Copy the data below exactly, omitting any picture it contains.

Information supplied.
---

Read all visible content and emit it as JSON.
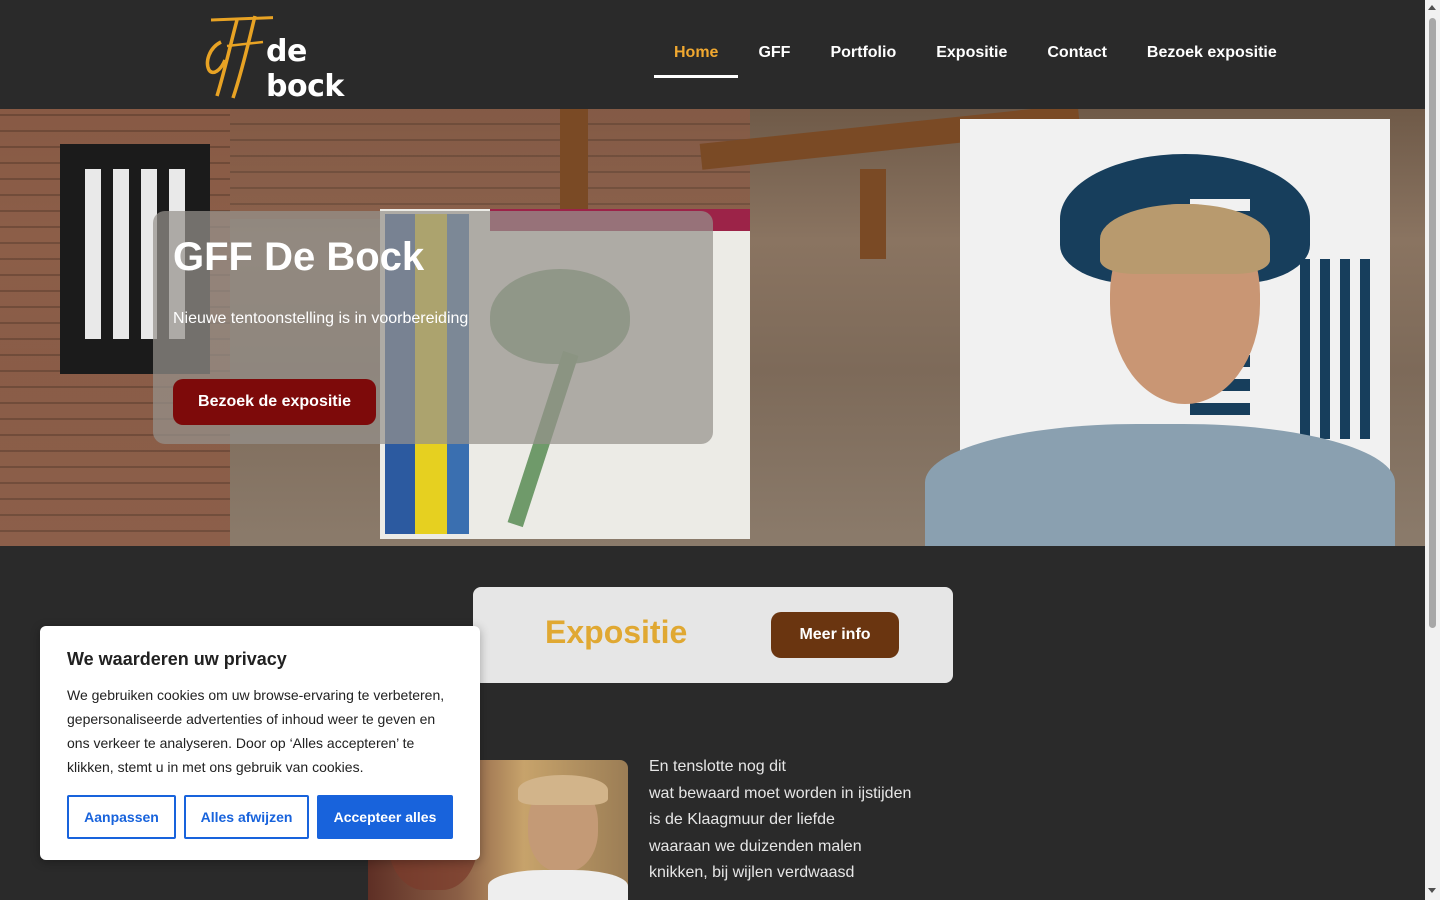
{
  "header": {
    "logo_text": "de bock",
    "nav": [
      {
        "label": "Home",
        "active": true
      },
      {
        "label": "GFF",
        "active": false
      },
      {
        "label": "Portfolio",
        "active": false
      },
      {
        "label": "Expositie",
        "active": false
      },
      {
        "label": "Contact",
        "active": false
      },
      {
        "label": "Bezoek expositie",
        "active": false
      }
    ]
  },
  "hero": {
    "title": "GFF De Bock",
    "subtitle": "Nieuwe tentoonstelling is in voorbereiding",
    "button": "Bezoek de expositie"
  },
  "expo": {
    "title": "Expositie",
    "button": "Meer info"
  },
  "poem": {
    "lines": [
      "En tenslotte nog dit",
      "wat bewaard moet worden in ijstijden",
      "is de Klaagmuur der liefde",
      "waaraan we duizenden malen",
      "knikken, bij wijlen verdwaasd"
    ]
  },
  "cookie": {
    "title": "We waarderen uw privacy",
    "text": "We gebruiken cookies om uw browse-ervaring te verbeteren, gepersonaliseerde advertenties of inhoud weer te geven en ons verkeer te analyseren. Door op ‘Alles accepteren’ te klikken, stemt u in met ons gebruik van cookies.",
    "btn_customize": "Aanpassen",
    "btn_reject": "Alles afwijzen",
    "btn_accept": "Accepteer alles"
  },
  "colors": {
    "accent": "#f0a830",
    "hero_button": "#7d0a0a",
    "expo_button": "#6a3510",
    "cookie_blue": "#1863dc"
  }
}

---

Output below.
Read all visible content and emit it as JSON.
{
  "header": {
    "logo_text": "de bock",
    "nav": [
      {
        "label": "Home",
        "active": true
      },
      {
        "label": "GFF",
        "active": false
      },
      {
        "label": "Portfolio",
        "active": false
      },
      {
        "label": "Expositie",
        "active": false
      },
      {
        "label": "Contact",
        "active": false
      },
      {
        "label": "Bezoek expositie",
        "active": false
      }
    ]
  },
  "hero": {
    "title": "GFF De Bock",
    "subtitle": "Nieuwe tentoonstelling is in voorbereiding",
    "button": "Bezoek de expositie"
  },
  "expo": {
    "title": "Expositie",
    "button": "Meer info"
  },
  "poem": {
    "lines": [
      "En tenslotte nog dit",
      "wat bewaard moet worden in ijstijden",
      "is de Klaagmuur der liefde",
      "waaraan we duizenden malen",
      "knikken, bij wijlen verdwaasd"
    ]
  },
  "cookie": {
    "title": "We waarderen uw privacy",
    "text": "We gebruiken cookies om uw browse-ervaring te verbeteren, gepersonaliseerde advertenties of inhoud weer te geven en ons verkeer te analyseren. Door op ‘Alles accepteren’ te klikken, stemt u in met ons gebruik van cookies.",
    "btn_customize": "Aanpassen",
    "btn_reject": "Alles afwijzen",
    "btn_accept": "Accepteer alles"
  },
  "colors": {
    "accent": "#f0a830",
    "hero_button": "#7d0a0a",
    "expo_button": "#6a3510",
    "cookie_blue": "#1863dc"
  }
}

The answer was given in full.